■ What is required ■
Set down all of the data exactly. Pictures stay out of the copy.

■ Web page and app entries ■
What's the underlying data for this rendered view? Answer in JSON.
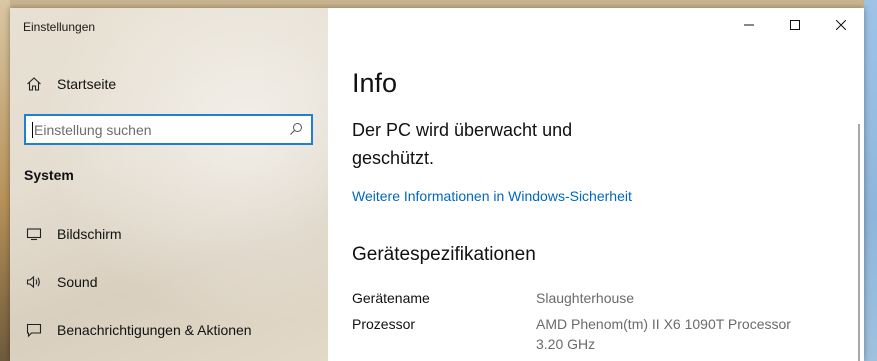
{
  "window": {
    "title": "Einstellungen",
    "controls": [
      "minimize-icon",
      "maximize-icon",
      "close-icon"
    ]
  },
  "sidebar": {
    "home_label": "Startseite",
    "search": {
      "placeholder": "Einstellung suchen",
      "value": ""
    },
    "section_header": "System",
    "items": [
      {
        "label": "Bildschirm",
        "icon": "monitor-icon"
      },
      {
        "label": "Sound",
        "icon": "speaker-icon"
      },
      {
        "label": "Benachrichtigungen & Aktionen",
        "icon": "notification-icon"
      }
    ]
  },
  "main": {
    "title": "Info",
    "status": "Der PC wird überwacht und geschützt.",
    "security_link": "Weitere Informationen in Windows-Sicherheit",
    "specs_title": "Gerätespezifikationen",
    "specs": [
      {
        "label": "Gerätename",
        "value": "Slaughterhouse"
      },
      {
        "label": "Prozessor",
        "value_lines": [
          "AMD Phenom(tm) II X6 1090T Processor",
          "3.20 GHz"
        ]
      }
    ]
  },
  "colors": {
    "accent": "#0067c0",
    "search_border": "#1e7fd6",
    "secondary_text": "#6b6b6b"
  }
}
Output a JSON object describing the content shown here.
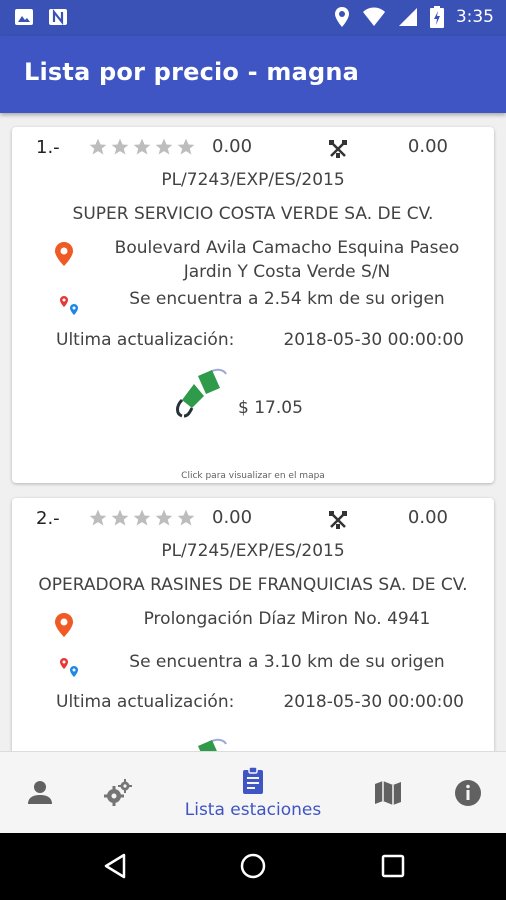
{
  "status_bar": {
    "time": "3:35",
    "icons": [
      "image-icon",
      "n-icon",
      "location-icon",
      "wifi-icon",
      "signal-icon",
      "battery-charging-icon"
    ]
  },
  "app_bar": {
    "title": "Lista por precio - magna"
  },
  "stations": [
    {
      "index": "1.-",
      "rating": "0.00",
      "score": "0.00",
      "permit": "PL/7243/EXP/ES/2015",
      "name": "SUPER SERVICIO COSTA VERDE SA. DE CV.",
      "address_line1": "Boulevard Avila Camacho Esquina Paseo",
      "address_line2": "Jardin Y Costa Verde S/N",
      "distance": "Se encuentra a 2.54 km de su origen",
      "update_label": "Ultima actualización:",
      "update_value": "2018-05-30 00:00:00",
      "price": "$ 17.05",
      "map_hint": "Click para visualizar en el mapa"
    },
    {
      "index": "2.-",
      "rating": "0.00",
      "score": "0.00",
      "permit": "PL/7245/EXP/ES/2015",
      "name": "OPERADORA RASINES DE FRANQUICIAS SA. DE CV.",
      "address_line1": "Prolongación Díaz Miron No. 4941",
      "distance": "Se encuentra a 3.10 km de su origen",
      "update_label": "Ultima actualización:",
      "update_value": "2018-05-30 00:00:00"
    }
  ],
  "bottom_nav": {
    "active_label": "Lista estaciones",
    "items": [
      "person-icon",
      "gears-icon",
      "list-icon",
      "map-icon",
      "info-icon"
    ]
  },
  "colors": {
    "primary": "#3f55c4",
    "status_bar": "#3a52b6",
    "pin": "#f05a24",
    "pump": "#2e9a4a"
  }
}
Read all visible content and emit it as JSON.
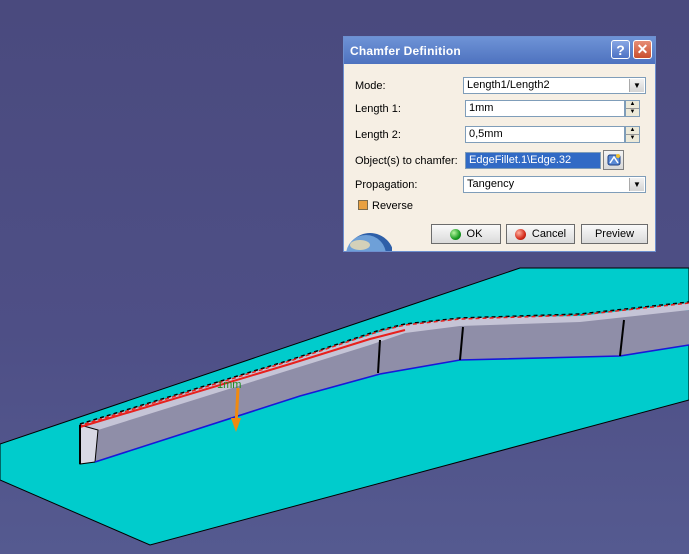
{
  "dialog": {
    "title": "Chamfer Definition",
    "help_icon": "question-icon",
    "close_icon": "close-icon",
    "mode": {
      "label": "Mode:",
      "value": "Length1/Length2"
    },
    "length1": {
      "label": "Length 1:",
      "value": "1mm"
    },
    "length2": {
      "label": "Length 2:",
      "value": "0,5mm"
    },
    "objects": {
      "label": "Object(s) to chamfer:",
      "value": "EdgeFillet.1\\Edge.32"
    },
    "propagation": {
      "label": "Propagation:",
      "value": "Tangency"
    },
    "reverse": {
      "label": "Reverse",
      "checked": false
    },
    "buttons": {
      "ok": "OK",
      "cancel": "Cancel",
      "preview": "Preview"
    }
  },
  "viewport": {
    "annotation": "1mm",
    "colors": {
      "background": "#4e4f86",
      "base_plate": "#00cccc",
      "part": "#c5c4d6",
      "selected_edge": "#e8201c",
      "edge_blue": "#1818d8",
      "arrow": "#f08a10"
    }
  }
}
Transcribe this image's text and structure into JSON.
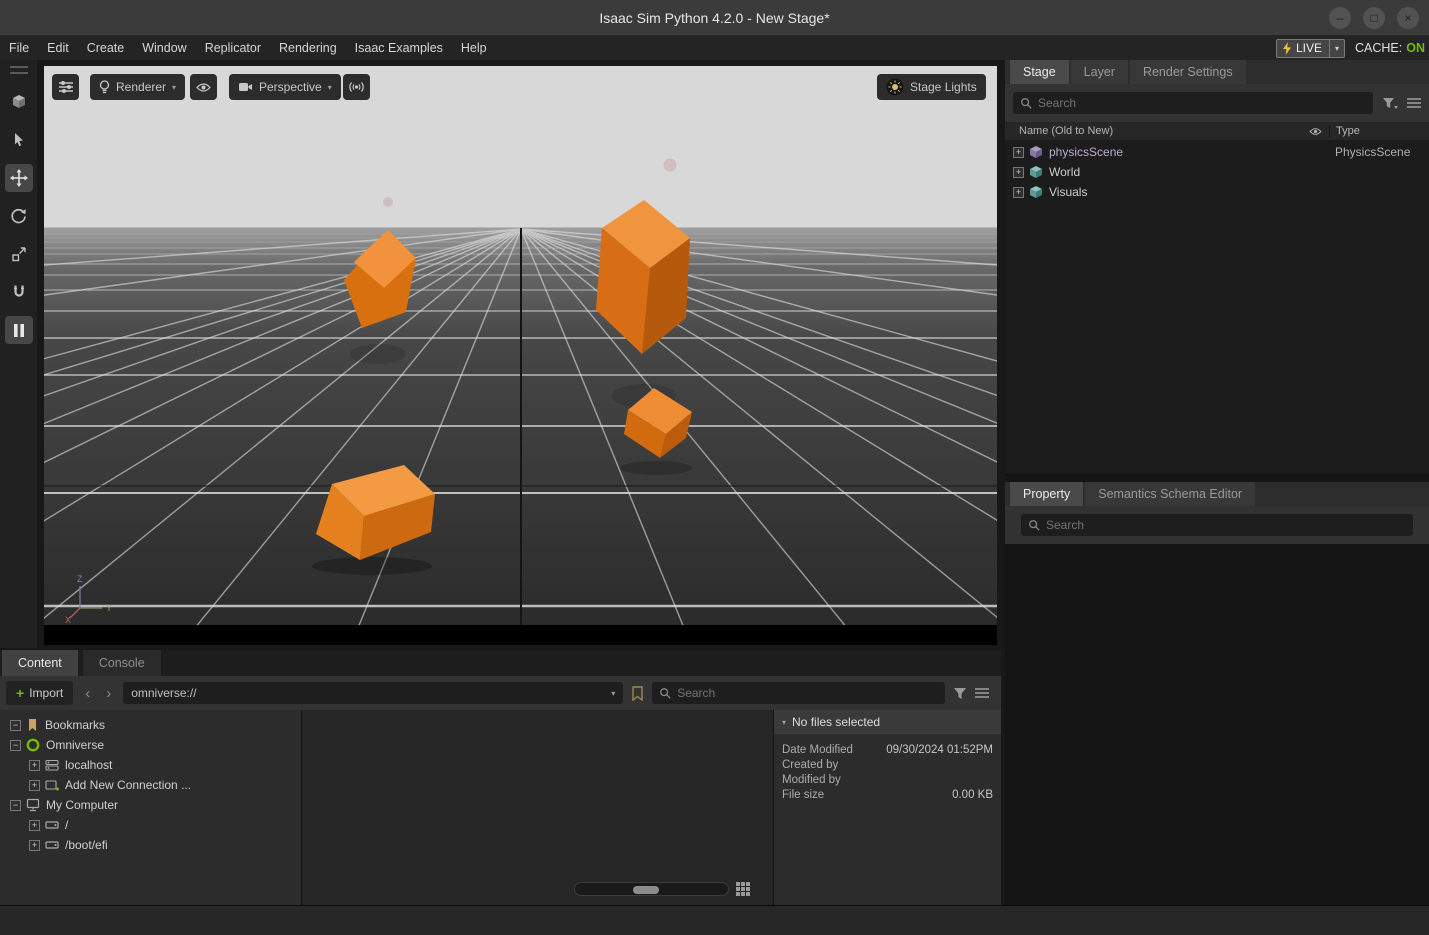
{
  "titlebar": {
    "title": "Isaac Sim Python 4.2.0 - New Stage*"
  },
  "icons": {
    "minimize": "–",
    "maximize": "□",
    "close": "×",
    "back": "‹",
    "forward": "›",
    "caret_down": "▾",
    "plus": "+"
  },
  "menubar": {
    "items": [
      "File",
      "Edit",
      "Create",
      "Window",
      "Replicator",
      "Rendering",
      "Isaac Examples",
      "Help"
    ],
    "live_label": "LIVE",
    "cache_label": "CACHE:",
    "cache_value": "ON"
  },
  "viewport": {
    "renderer_label": "Renderer",
    "perspective_label": "Perspective",
    "stage_lights_label": "Stage Lights",
    "axis": {
      "x": "X",
      "y": "Y",
      "z": "Z"
    }
  },
  "stage_panel": {
    "tabs": [
      "Stage",
      "Layer",
      "Render Settings"
    ],
    "search_placeholder": "Search",
    "name_column": "Name (Old to New)",
    "type_column": "Type",
    "rows": [
      {
        "name": "physicsScene",
        "type": "PhysicsScene",
        "expand": "+"
      },
      {
        "name": "World",
        "type": "",
        "expand": "+"
      },
      {
        "name": "Visuals",
        "type": "",
        "expand": "+"
      }
    ]
  },
  "property_panel": {
    "tabs": [
      "Property",
      "Semantics Schema Editor"
    ],
    "search_placeholder": "Search"
  },
  "content_panel": {
    "tabs": [
      "Content",
      "Console"
    ],
    "import_label": "Import",
    "path_value": "omniverse://",
    "search_placeholder": "Search",
    "tree": [
      {
        "label": "Bookmarks",
        "expand": "−"
      },
      {
        "label": "Omniverse",
        "expand": "−"
      },
      {
        "label": "localhost",
        "expand": "+"
      },
      {
        "label": "Add New Connection ...",
        "expand": "+"
      },
      {
        "label": "My Computer",
        "expand": "−"
      },
      {
        "label": "/",
        "expand": "+"
      },
      {
        "label": "/boot/efi",
        "expand": "+"
      }
    ],
    "details": {
      "header": "No files selected",
      "rows": [
        {
          "label": "Date Modified",
          "value": "09/30/2024 01:52PM"
        },
        {
          "label": "Created by",
          "value": ""
        },
        {
          "label": "Modified by",
          "value": ""
        },
        {
          "label": "File size",
          "value": "0.00 KB"
        }
      ]
    }
  },
  "colors": {
    "accent_green": "#76b900",
    "cube_orange": "#e0761e",
    "sky_gray": "#d8d8d8"
  }
}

■ Result of the exercise ■
What's the underlying data for this rendered view? Answer in JSON.
{
  "window": {
    "title": "Einstellungen",
    "controls": [
      "minimize-icon",
      "maximize-icon",
      "close-icon"
    ]
  },
  "sidebar": {
    "home_label": "Startseite",
    "search": {
      "placeholder": "Einstellung suchen",
      "value": ""
    },
    "section_header": "System",
    "items": [
      {
        "label": "Bildschirm",
        "icon": "monitor-icon"
      },
      {
        "label": "Sound",
        "icon": "speaker-icon"
      },
      {
        "label": "Benachrichtigungen & Aktionen",
        "icon": "notification-icon"
      }
    ]
  },
  "main": {
    "title": "Info",
    "status": "Der PC wird überwacht und geschützt.",
    "security_link": "Weitere Informationen in Windows-Sicherheit",
    "specs_title": "Gerätespezifikationen",
    "specs": [
      {
        "label": "Gerätename",
        "value": "Slaughterhouse"
      },
      {
        "label": "Prozessor",
        "value_lines": [
          "AMD Phenom(tm) II X6 1090T Processor",
          "3.20 GHz"
        ]
      }
    ]
  },
  "colors": {
    "accent": "#0067c0",
    "search_border": "#1e7fd6",
    "secondary_text": "#6b6b6b"
  }
}
Output a JSON object describing the content shown here.
{
  "status_bar": {
    "time": "3:35",
    "icons": [
      "image-icon",
      "n-icon",
      "location-icon",
      "wifi-icon",
      "signal-icon",
      "battery-charging-icon"
    ]
  },
  "app_bar": {
    "title": "Lista por precio - magna"
  },
  "stations": [
    {
      "index": "1.-",
      "rating": "0.00",
      "score": "0.00",
      "permit": "PL/7243/EXP/ES/2015",
      "name": "SUPER SERVICIO COSTA VERDE SA. DE CV.",
      "address_line1": "Boulevard Avila Camacho Esquina Paseo",
      "address_line2": "Jardin Y Costa Verde S/N",
      "distance": "Se encuentra a 2.54 km de su origen",
      "update_label": "Ultima actualización:",
      "update_value": "2018-05-30 00:00:00",
      "price": "$ 17.05",
      "map_hint": "Click para visualizar en el mapa"
    },
    {
      "index": "2.-",
      "rating": "0.00",
      "score": "0.00",
      "permit": "PL/7245/EXP/ES/2015",
      "name": "OPERADORA RASINES DE FRANQUICIAS SA. DE CV.",
      "address_line1": "Prolongación Díaz Miron No. 4941",
      "distance": "Se encuentra a 3.10 km de su origen",
      "update_label": "Ultima actualización:",
      "update_value": "2018-05-30 00:00:00"
    }
  ],
  "bottom_nav": {
    "active_label": "Lista estaciones",
    "items": [
      "person-icon",
      "gears-icon",
      "list-icon",
      "map-icon",
      "info-icon"
    ]
  },
  "colors": {
    "primary": "#3f55c4",
    "status_bar": "#3a52b6",
    "pin": "#f05a24",
    "pump": "#2e9a4a"
  }
}
Read all visible content and emit it as JSON.
{
  "dialog": {
    "title": "Chamfer Definition",
    "help_icon": "question-icon",
    "close_icon": "close-icon",
    "mode": {
      "label": "Mode:",
      "value": "Length1/Length2"
    },
    "length1": {
      "label": "Length 1:",
      "value": "1mm"
    },
    "length2": {
      "label": "Length 2:",
      "value": "0,5mm"
    },
    "objects": {
      "label": "Object(s) to chamfer:",
      "value": "EdgeFillet.1\\Edge.32"
    },
    "propagation": {
      "label": "Propagation:",
      "value": "Tangency"
    },
    "reverse": {
      "label": "Reverse",
      "checked": false
    },
    "buttons": {
      "ok": "OK",
      "cancel": "Cancel",
      "preview": "Preview"
    }
  },
  "viewport": {
    "annotation": "1mm",
    "colors": {
      "background": "#4e4f86",
      "base_plate": "#00cccc",
      "part": "#c5c4d6",
      "selected_edge": "#e8201c",
      "edge_blue": "#1818d8",
      "arrow": "#f08a10"
    }
  }
}
Transcribe this image's text and structure into JSON.
{
  "titlebar": {
    "title": "Isaac Sim Python 4.2.0 - New Stage*"
  },
  "icons": {
    "minimize": "–",
    "maximize": "□",
    "close": "×",
    "back": "‹",
    "forward": "›",
    "caret_down": "▾",
    "plus": "+"
  },
  "menubar": {
    "items": [
      "File",
      "Edit",
      "Create",
      "Window",
      "Replicator",
      "Rendering",
      "Isaac Examples",
      "Help"
    ],
    "live_label": "LIVE",
    "cache_label": "CACHE:",
    "cache_value": "ON"
  },
  "viewport": {
    "renderer_label": "Renderer",
    "perspective_label": "Perspective",
    "stage_lights_label": "Stage Lights",
    "axis": {
      "x": "X",
      "y": "Y",
      "z": "Z"
    }
  },
  "stage_panel": {
    "tabs": [
      "Stage",
      "Layer",
      "Render Settings"
    ],
    "search_placeholder": "Search",
    "name_column": "Name (Old to New)",
    "type_column": "Type",
    "rows": [
      {
        "name": "physicsScene",
        "type": "PhysicsScene",
        "expand": "+"
      },
      {
        "name": "World",
        "type": "",
        "expand": "+"
      },
      {
        "name": "Visuals",
        "type": "",
        "expand": "+"
      }
    ]
  },
  "property_panel": {
    "tabs": [
      "Property",
      "Semantics Schema Editor"
    ],
    "search_placeholder": "Search"
  },
  "content_panel": {
    "tabs": [
      "Content",
      "Console"
    ],
    "import_label": "Import",
    "path_value": "omniverse://",
    "search_placeholder": "Search",
    "tree": [
      {
        "label": "Bookmarks",
        "expand": "−"
      },
      {
        "label": "Omniverse",
        "expand": "−"
      },
      {
        "label": "localhost",
        "expand": "+"
      },
      {
        "label": "Add New Connection ...",
        "expand": "+"
      },
      {
        "label": "My Computer",
        "expand": "−"
      },
      {
        "label": "/",
        "expand": "+"
      },
      {
        "label": "/boot/efi",
        "expand": "+"
      }
    ],
    "details": {
      "header": "No files selected",
      "rows": [
        {
          "label": "Date Modified",
          "value": "09/30/2024 01:52PM"
        },
        {
          "label": "Created by",
          "value": ""
        },
        {
          "label": "Modified by",
          "value": ""
        },
        {
          "label": "File size",
          "value": "0.00 KB"
        }
      ]
    }
  },
  "colors": {
    "accent_green": "#76b900",
    "cube_orange": "#e0761e",
    "sky_gray": "#d8d8d8"
  }
}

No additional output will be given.